Minority officers accuse Menino of campaign intimidation
Group accuses Menino campaign of intimidation
As the organization representing minority police officers in Boston ramps up its attack on Mayor Thomas M. Menino, leaders say they have been warned by insiders in the mayor’s campaign to tone down their rhetoric or their members will face negative consequences.
It was this alleged threat, in part, that motivated more than 60 members of the Massachusetts Association of Minority Law Enforcement Officers to cast a vote of no confidence against Menino Saturday, said Larry Ellison, president of the organization.
“It’s clear that this is how they do business, by threats and intimidation,’’ he said. “If you don’t play ball with us, there will be hell to pay later on.’’
Nick Martin, spokesman for the Menino campaign, denied the allegations. “I can’t speak to any rumors being spread through the grapevine,’’ he said. “As far as I know, there has not been any sort of intimidation.’’
Ellison, a detective in the department who recently took over as president of the officers’ organization, has become more vocal about diversity in the upper ranks as the race between Menino and City Councilor at Large Michael F. Flaherty Jr. has heated up. Last week, he and some of his members stood in Grove Hall during afternoon and morning rush hours, holding signs calling for change in City Hall.

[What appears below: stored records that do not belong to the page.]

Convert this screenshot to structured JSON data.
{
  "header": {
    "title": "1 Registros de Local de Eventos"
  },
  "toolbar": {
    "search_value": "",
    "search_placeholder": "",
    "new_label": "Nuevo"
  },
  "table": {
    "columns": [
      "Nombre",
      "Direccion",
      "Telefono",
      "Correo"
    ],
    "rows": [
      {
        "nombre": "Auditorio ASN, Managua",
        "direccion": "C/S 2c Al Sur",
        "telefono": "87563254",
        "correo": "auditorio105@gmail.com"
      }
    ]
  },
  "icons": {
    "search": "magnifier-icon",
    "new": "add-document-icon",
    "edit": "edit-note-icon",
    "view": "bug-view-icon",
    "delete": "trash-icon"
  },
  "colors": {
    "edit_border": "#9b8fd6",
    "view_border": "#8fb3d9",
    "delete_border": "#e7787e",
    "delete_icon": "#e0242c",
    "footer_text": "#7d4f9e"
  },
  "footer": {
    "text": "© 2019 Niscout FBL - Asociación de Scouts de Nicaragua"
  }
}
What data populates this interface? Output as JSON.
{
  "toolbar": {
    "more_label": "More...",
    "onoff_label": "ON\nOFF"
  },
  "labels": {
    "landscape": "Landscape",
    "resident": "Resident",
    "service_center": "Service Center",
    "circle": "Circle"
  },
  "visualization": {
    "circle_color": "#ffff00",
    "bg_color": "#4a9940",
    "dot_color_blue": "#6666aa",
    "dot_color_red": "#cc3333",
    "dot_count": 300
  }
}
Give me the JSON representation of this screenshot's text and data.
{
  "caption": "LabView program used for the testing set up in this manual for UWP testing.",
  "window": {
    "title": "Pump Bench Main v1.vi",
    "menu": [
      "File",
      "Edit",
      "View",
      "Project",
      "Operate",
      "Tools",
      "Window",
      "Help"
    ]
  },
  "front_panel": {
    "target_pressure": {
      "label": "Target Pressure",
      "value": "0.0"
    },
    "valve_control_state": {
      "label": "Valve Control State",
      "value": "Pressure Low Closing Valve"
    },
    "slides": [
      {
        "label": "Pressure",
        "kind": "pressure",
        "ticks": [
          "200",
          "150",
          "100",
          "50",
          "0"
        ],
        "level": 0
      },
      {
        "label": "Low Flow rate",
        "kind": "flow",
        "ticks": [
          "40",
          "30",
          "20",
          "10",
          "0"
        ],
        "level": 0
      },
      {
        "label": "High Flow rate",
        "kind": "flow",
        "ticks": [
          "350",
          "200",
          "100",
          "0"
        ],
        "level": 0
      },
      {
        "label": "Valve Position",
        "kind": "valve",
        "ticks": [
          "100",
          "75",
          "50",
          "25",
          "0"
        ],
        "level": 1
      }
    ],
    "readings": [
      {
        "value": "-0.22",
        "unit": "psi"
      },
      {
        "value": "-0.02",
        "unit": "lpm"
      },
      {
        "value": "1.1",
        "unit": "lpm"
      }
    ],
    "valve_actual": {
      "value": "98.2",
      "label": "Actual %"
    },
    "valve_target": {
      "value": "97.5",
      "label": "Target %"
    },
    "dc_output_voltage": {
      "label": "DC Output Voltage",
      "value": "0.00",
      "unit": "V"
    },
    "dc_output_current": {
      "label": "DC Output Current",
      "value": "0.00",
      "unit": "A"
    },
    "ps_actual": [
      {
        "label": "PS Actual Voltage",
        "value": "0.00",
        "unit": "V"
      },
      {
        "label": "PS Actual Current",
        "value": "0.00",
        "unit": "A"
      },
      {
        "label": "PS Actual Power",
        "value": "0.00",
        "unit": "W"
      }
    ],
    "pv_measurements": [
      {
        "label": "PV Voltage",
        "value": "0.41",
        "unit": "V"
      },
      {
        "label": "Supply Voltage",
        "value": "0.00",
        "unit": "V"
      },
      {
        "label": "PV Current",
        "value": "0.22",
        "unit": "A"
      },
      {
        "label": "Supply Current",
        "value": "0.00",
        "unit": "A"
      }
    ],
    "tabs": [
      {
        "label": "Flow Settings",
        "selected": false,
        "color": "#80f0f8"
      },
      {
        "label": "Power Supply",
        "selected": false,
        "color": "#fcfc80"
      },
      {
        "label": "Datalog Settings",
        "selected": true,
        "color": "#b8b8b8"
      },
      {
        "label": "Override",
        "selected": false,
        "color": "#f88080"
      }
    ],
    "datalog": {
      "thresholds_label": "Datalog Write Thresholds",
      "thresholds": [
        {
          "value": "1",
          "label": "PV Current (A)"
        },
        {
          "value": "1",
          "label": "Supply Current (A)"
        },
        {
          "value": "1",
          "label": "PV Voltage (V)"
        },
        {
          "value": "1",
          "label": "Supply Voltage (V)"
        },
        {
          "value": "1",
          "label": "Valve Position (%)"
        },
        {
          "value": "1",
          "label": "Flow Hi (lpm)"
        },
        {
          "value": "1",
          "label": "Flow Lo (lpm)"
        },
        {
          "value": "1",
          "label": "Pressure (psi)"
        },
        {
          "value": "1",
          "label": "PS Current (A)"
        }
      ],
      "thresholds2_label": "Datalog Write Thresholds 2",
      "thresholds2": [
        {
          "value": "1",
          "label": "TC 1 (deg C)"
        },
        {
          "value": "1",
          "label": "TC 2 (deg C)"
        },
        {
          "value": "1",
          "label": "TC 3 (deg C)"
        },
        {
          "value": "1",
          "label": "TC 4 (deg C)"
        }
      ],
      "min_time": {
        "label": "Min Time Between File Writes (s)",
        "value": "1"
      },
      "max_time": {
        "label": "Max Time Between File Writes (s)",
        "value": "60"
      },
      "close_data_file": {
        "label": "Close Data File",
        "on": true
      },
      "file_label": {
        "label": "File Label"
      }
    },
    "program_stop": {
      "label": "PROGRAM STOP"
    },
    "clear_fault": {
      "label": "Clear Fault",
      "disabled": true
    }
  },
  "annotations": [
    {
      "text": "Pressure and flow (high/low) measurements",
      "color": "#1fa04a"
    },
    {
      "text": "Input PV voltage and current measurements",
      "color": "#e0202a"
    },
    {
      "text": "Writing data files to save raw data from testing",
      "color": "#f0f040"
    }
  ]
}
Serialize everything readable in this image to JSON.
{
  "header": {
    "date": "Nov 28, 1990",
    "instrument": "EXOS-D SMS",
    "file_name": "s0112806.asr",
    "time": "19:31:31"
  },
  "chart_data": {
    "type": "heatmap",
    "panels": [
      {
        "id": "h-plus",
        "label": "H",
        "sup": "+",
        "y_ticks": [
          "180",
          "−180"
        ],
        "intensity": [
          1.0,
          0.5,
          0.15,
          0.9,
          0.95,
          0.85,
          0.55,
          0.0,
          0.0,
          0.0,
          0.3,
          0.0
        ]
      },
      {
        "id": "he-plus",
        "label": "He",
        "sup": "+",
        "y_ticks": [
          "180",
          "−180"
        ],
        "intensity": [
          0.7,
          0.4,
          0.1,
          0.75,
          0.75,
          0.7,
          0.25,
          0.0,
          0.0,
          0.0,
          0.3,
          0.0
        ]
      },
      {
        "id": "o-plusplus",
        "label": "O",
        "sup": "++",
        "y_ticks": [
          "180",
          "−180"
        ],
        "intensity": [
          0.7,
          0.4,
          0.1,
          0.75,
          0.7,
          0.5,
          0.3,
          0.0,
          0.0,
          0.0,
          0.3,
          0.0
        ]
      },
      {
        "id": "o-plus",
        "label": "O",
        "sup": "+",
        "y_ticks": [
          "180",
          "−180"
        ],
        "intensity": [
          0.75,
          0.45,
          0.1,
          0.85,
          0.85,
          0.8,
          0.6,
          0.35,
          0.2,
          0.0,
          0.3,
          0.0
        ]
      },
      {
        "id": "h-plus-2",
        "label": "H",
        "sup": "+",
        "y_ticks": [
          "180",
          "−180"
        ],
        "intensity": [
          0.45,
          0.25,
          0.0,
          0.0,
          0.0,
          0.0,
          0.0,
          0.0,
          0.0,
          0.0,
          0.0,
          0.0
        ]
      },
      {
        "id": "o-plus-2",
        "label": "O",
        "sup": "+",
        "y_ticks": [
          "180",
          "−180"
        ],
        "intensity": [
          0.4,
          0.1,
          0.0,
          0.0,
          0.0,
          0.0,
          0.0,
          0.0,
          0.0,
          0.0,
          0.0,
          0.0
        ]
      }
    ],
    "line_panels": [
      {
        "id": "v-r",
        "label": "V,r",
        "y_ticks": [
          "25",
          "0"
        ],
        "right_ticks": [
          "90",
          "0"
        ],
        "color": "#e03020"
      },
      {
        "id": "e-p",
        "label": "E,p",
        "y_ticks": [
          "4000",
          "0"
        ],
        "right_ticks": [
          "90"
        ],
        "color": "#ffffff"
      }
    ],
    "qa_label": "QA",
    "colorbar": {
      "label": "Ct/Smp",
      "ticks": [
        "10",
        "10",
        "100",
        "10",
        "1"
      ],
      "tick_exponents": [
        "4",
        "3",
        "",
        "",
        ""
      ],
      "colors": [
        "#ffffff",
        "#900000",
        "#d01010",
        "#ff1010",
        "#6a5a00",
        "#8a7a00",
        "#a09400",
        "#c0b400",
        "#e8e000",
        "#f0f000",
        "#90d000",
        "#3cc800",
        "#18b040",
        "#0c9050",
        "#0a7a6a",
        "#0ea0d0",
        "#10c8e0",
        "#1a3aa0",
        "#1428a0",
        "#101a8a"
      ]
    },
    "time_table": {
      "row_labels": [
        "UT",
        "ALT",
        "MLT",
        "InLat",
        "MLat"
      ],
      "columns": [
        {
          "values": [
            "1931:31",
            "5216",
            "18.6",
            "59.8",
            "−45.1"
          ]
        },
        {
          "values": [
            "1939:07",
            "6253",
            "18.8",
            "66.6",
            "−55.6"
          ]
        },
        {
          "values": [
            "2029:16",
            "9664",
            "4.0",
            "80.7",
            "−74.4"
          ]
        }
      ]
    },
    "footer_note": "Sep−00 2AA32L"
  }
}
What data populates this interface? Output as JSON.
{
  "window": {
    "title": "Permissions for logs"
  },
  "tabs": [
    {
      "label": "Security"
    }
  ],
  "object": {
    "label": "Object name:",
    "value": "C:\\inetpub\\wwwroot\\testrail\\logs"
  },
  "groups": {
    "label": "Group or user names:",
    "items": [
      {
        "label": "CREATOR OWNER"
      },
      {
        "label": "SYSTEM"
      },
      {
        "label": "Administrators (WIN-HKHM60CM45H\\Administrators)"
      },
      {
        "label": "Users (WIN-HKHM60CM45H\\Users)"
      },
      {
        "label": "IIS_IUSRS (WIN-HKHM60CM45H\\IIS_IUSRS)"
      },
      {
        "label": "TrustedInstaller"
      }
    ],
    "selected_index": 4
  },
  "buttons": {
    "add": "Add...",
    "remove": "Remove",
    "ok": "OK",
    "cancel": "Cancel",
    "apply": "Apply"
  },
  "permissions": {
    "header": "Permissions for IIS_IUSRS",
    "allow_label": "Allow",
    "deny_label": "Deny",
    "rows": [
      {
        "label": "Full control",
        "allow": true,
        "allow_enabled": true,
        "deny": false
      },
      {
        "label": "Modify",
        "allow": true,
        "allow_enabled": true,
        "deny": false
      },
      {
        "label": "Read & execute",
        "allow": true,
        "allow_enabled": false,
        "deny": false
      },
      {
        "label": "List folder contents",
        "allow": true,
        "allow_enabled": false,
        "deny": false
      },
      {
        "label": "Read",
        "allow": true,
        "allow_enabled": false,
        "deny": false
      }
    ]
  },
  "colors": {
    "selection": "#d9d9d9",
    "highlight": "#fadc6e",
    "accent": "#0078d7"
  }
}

Yesterday, they were in Mattapan Square doing the same.
Ellison said the members who voted Saturday voted unanimously, but the final tally did not represent the total number of officers in the organization, which has 300 to 325 members.
The vote came several days after Ellison, Menino, and Boston Police Commissioner Edward F. Davis met for dinner at a North End restaurant. Over plates of haddock, the three men discussed issues that Ellison said minority officers have complained about for years.
Davis said that after that meeting, a black sergeant was promoted to sergeant detective and a Hispanic lieutenant was promoted to lieutenant detective. Three black sergeant detectives were moved to the domestic violence unit and the districts covering Dorchester and the South End, three areas where Ellison’s organization believes there should be more minority supervisors.
“I thought that the moves we had made at their urging were a step in the right direction,’’ Davis said. He said he has spoken with other members of Ellison’s organization who are upset by the vote and disagree with it.
“I’m surprised really that they’ve taken the action that they’ve taken,’’ Davis said.
Ellison said that Davis and Menino, during their Tuesday dinner meeting, did not attempt to dissuade him from canceling his organization’s planned pickets against the mayor. But on Thursday, Ellison said, Menino campaign insiders approached leaders of his organization, telling them it would be difficult to negotiate higher positions for minority officers if the opposition continued.
“I haven’t heard anything like that,’’ Davis said, adding that under him and the Menino administration, officials have been working hard to diversify the department. “The numbers bear out the fact that we have been inclusive and that we work very closely with people of all races and ethnicities.’’
A group representing Boston's minority police officers is making waves in this year’s mayoral race, slamming Mayor Thomas M. Menino and Commissioner Edward F. Davis for what it believes is a failure to diversify the upper ranks of the department.
Over the weekend, more than 60 members took a no-confidence vote against Menino, according to Larry Ellison, a Boston police detective and president of the Massachusetts Association of Minority Law Enforcement Officers. Ellison made his remarks to reporters gathered outside the Boston School Committee building on Court Street.